Madoff is serving a 150-year prison sentence.

DAMAGES
Punitives Available

NEWARK — The widow of a New Jersey lawyer shot to death during a carjacking may seek punitive damages from the shopping mall where the homicide occurred, along with the mall security company and additional defendants, a state judge has ruled.

Dustin Friedland was fatally shot in the presence of his wife, Jamie, in the parking lot of the Mall at Short Hills in Millburn, N.J., on Dec. 15 by gunmen who stole his Range Rover SUV. Jamie Friedland is a landlord-tenant law attorney at Adam Leitman Bailey in New York.

Essex County, N.J., Superior Court Judge James Rothschild Jr. denied a motion to dismiss the punitives request for failure to state a claim, holding there should be an opportunity to conduct discovery first. He also denied a motion to stay the civil case pending resolution of criminal charges against the four men accused in the shooting.

FAMILY LAW
Dad Deemed Dangerous

NEW YORK — A family court judge has imposed a five-year order of protection against a man who chased the mother of his children in a car at high speed, ­following an appeals panel’s finding that the car was “dangerous instrument.”

Bronx County, N.Y., Civil Court Judge John Kelley’s June 18 decision came after an intermediate state appeals court overruled another judge who imposed a two-year order of protection, citing aggravating circumstances.

On one occasion the man chased the mother and child at speeds of up to 50 miles per hour, trapped her between other cars, got out of his car and started banging on her window. She escaped by driving in reverse down a one-way street. The order of says the man cannot have any contact with the woman except to arrange visits with their children.

INSURANCE LAW
Bad Faith Established

PHILADELPHIA — More than 16 years after the litigation began and two years after a state appeals court granted a new trial to a couple pursuing a bad-faith claim against their insurance carrier, a trial judge has levied $18 million in punitive damages and $3 million in attorney fees against Nationwide Mutual Insurance Co.

The Bergs alleged that Nationwide knowingly returned to them a vehicle with structural damages despite four months of repairs following a collision and then paid millions to drag out the litigation of their disputed insurance claim, according to court documents.
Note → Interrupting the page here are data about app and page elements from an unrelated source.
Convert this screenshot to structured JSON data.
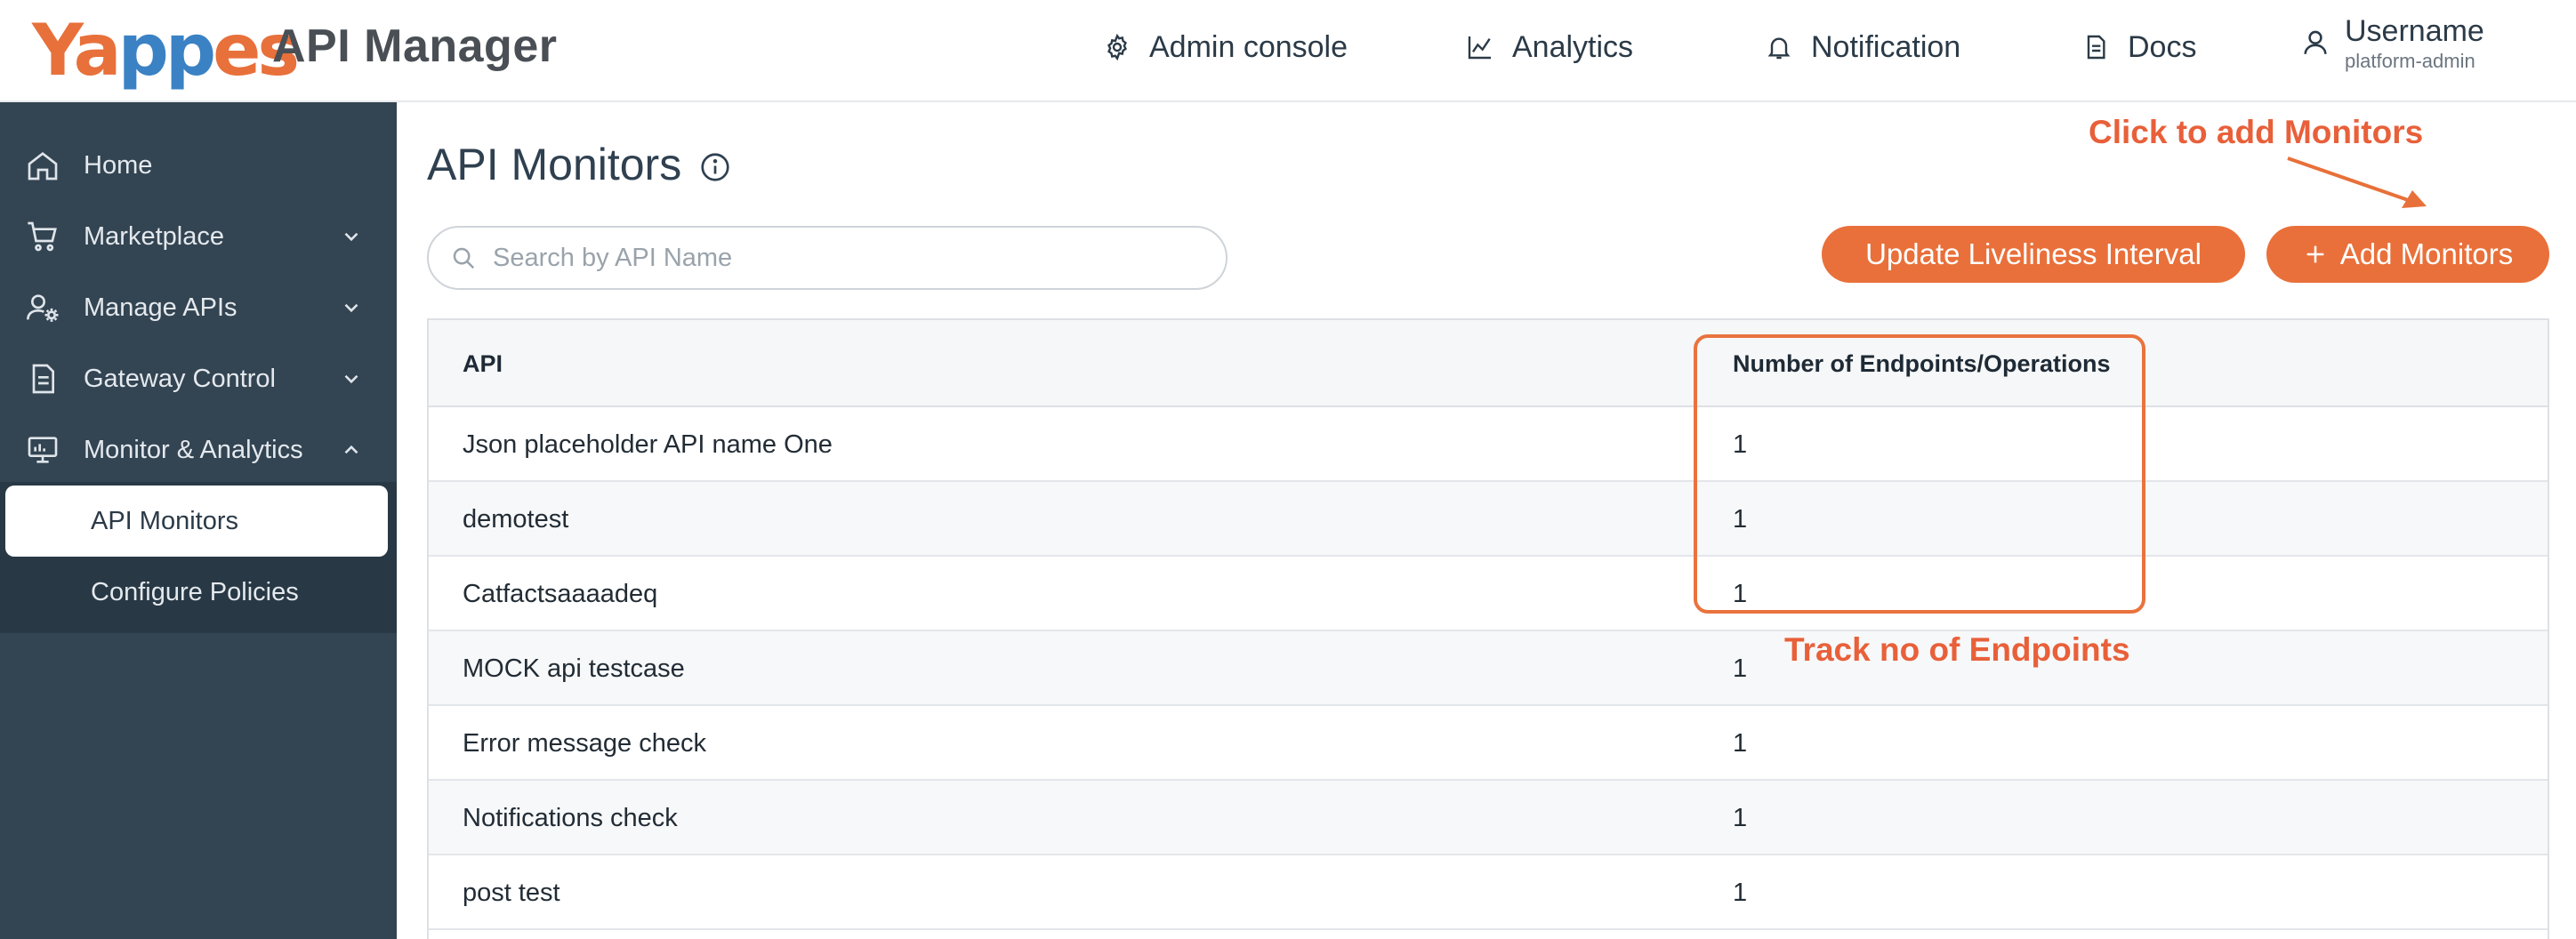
{
  "header": {
    "logo_text": "Yappes",
    "app_name": "API Manager",
    "nav": [
      {
        "label": "Admin console",
        "icon": "gear-icon"
      },
      {
        "label": "Analytics",
        "icon": "line-chart-icon"
      },
      {
        "label": "Notification",
        "icon": "bell-icon"
      },
      {
        "label": "Docs",
        "icon": "document-icon"
      }
    ],
    "user": {
      "name": "Username",
      "role": "platform-admin",
      "icon": "user-icon"
    }
  },
  "sidebar": {
    "items": [
      {
        "label": "Home",
        "icon": "home-icon"
      },
      {
        "label": "Marketplace",
        "icon": "cart-icon",
        "expanded": false
      },
      {
        "label": "Manage APIs",
        "icon": "user-gear-icon",
        "expanded": false
      },
      {
        "label": "Gateway Control",
        "icon": "document-icon",
        "expanded": false
      },
      {
        "label": "Monitor & Analytics",
        "icon": "monitor-icon",
        "expanded": true
      }
    ],
    "subitems": [
      {
        "label": "API Monitors",
        "active": true
      },
      {
        "label": "Configure Policies",
        "active": false
      }
    ]
  },
  "main": {
    "title": "API Monitors",
    "search": {
      "placeholder": "Search by API Name",
      "value": ""
    },
    "buttons": {
      "update": "Update Liveliness Interval",
      "add": "Add Monitors"
    },
    "annotations": {
      "add_hint": "Click to add Monitors",
      "endpoints_hint": "Track no of Endpoints"
    },
    "table": {
      "columns": [
        "API",
        "Number of Endpoints/Operations"
      ],
      "rows": [
        {
          "api": "Json placeholder API name One",
          "count": "1"
        },
        {
          "api": "demotest",
          "count": "1"
        },
        {
          "api": "Catfactsaaaadeq",
          "count": "1"
        },
        {
          "api": "MOCK api testcase",
          "count": "1"
        },
        {
          "api": "Error message check",
          "count": "1"
        },
        {
          "api": "Notifications check",
          "count": "1"
        },
        {
          "api": "post test",
          "count": "1"
        }
      ]
    }
  },
  "colors": {
    "accent": "#e9703a",
    "sidebar": "#334452",
    "sidebar_sub": "#283845",
    "annotation": "#e8603a"
  }
}
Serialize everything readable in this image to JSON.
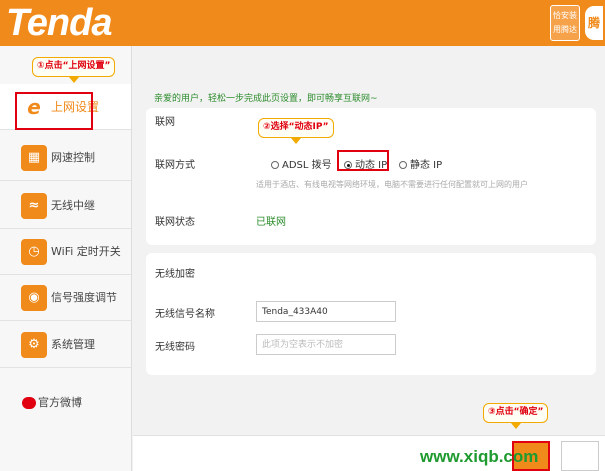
{
  "header": {
    "logo": "Tenda",
    "app_badge": [
      "恰安装",
      "用腾达"
    ]
  },
  "sidebar": {
    "items": [
      {
        "label": "上网设置",
        "icon": "e-icon"
      },
      {
        "label": "网速控制",
        "icon": "speed-icon"
      },
      {
        "label": "无线中继",
        "icon": "relay-icon"
      },
      {
        "label": "WiFi 定时开关",
        "icon": "timer-icon"
      },
      {
        "label": "信号强度调节",
        "icon": "signal-icon"
      },
      {
        "label": "系统管理",
        "icon": "gear-icon"
      }
    ],
    "weibo": "官方微博"
  },
  "callouts": {
    "step1": "①点击“上网设置”",
    "step2": "②选择“动态IP”",
    "step3": "③点击“确定”"
  },
  "main": {
    "intro": "亲爱的用户，轻松一步完成此页设置，即可畅享互联网~",
    "network": {
      "title": "联网",
      "method_label": "联网方式",
      "options": [
        "ADSL 拨号",
        "动态 IP",
        "静态 IP"
      ],
      "selected": "动态 IP",
      "description": "适用于酒店、有线电视等网络环境，电脑不需要进行任何配置就可上网的用户",
      "status_label": "联网状态",
      "status_value": "已联网"
    },
    "wireless": {
      "title": "无线加密",
      "ssid_label": "无线信号名称",
      "ssid_value": "Tenda_433A40",
      "password_label": "无线密码",
      "password_placeholder": "此项为空表示不加密"
    }
  },
  "watermark": "www.xiqb.com",
  "colors": {
    "brand": "#f08a1a",
    "highlight": "#e0000f",
    "ok_green": "#2c8c2c"
  }
}
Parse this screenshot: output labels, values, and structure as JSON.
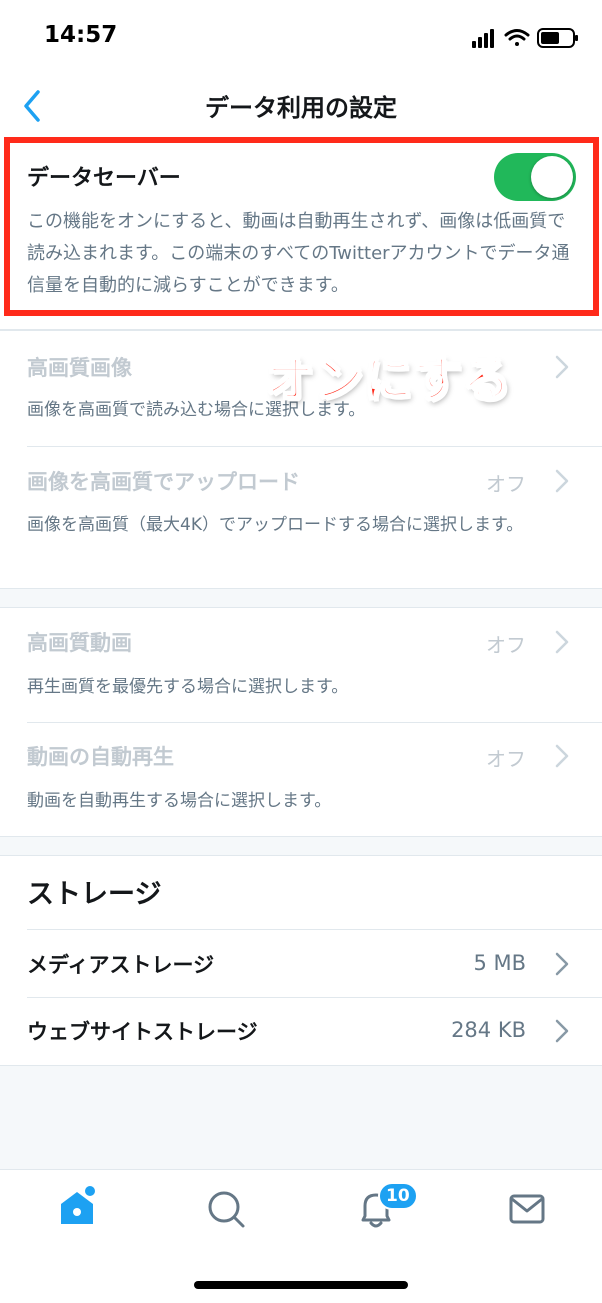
{
  "status_bar": {
    "time": "14:57"
  },
  "nav": {
    "title": "データ利用の設定"
  },
  "data_saver": {
    "label": "データセーバー",
    "enabled": true,
    "description": "この機能をオンにすると、動画は自動再生されず、画像は低画質で読み込まれます。この端末のすべてのTwitterアカウントでデータ通信量を自動的に減らすことができます。"
  },
  "annotation": {
    "text": "オンにする"
  },
  "image_settings": [
    {
      "title": "高画質画像",
      "value": "",
      "description": "画像を高画質で読み込む場合に選択します。"
    },
    {
      "title": "画像を高画質でアップロード",
      "value": "オフ",
      "description": "画像を高画質（最大4K）でアップロードする場合に選択します。"
    }
  ],
  "video_settings": [
    {
      "title": "高画質動画",
      "value": "オフ",
      "description": "再生画質を最優先する場合に選択します。"
    },
    {
      "title": "動画の自動再生",
      "value": "オフ",
      "description": "動画を自動再生する場合に選択します。"
    }
  ],
  "storage": {
    "header": "ストレージ",
    "items": [
      {
        "label": "メディアストレージ",
        "value": "5 MB"
      },
      {
        "label": "ウェブサイトストレージ",
        "value": "284 KB"
      }
    ]
  },
  "tab_bar": {
    "notifications_badge": "10"
  },
  "colors": {
    "accent": "#1da1f2",
    "toggle_on": "#21b85a",
    "highlight": "#ff2a1a"
  }
}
On June 12, Berks County, Pa., Common Pleas Judge Jeffrey Sprecher found that “Nationwide strong-armed its own policyholder rather than negotiating in good faith to compensate plaintiff for the loss suffered in the automobile collision.”

INTELLECTUAL PROPERTY
Data Ordered Returned

SAN JOSE — A state judge agreed on June 24 to help SanDisk Corp. retrieve trade secrets it says were stolen by a competitor in a case that sparked an overseas arrest in March.

Santa Clara County, Calif., Superior Court Judge Peter Kirwan said he would issue a preliminary injunction requiring South Korea-based SK Hynix Inc. to hand over the alleged secrets, despite Hynix’s protest that the order could cripple its business. “I want whatever was taken,” Kirwan said, “in whatever forms, whether it’s been used in other documents, other things — I want it returned.”

SanDisk claims a former employee took 10 gigabytes of confidential data when he defected to Hynix in 2008. SanDisk was tipped off to the theft in January, the company said, and the engineer was arrested in Tokyo.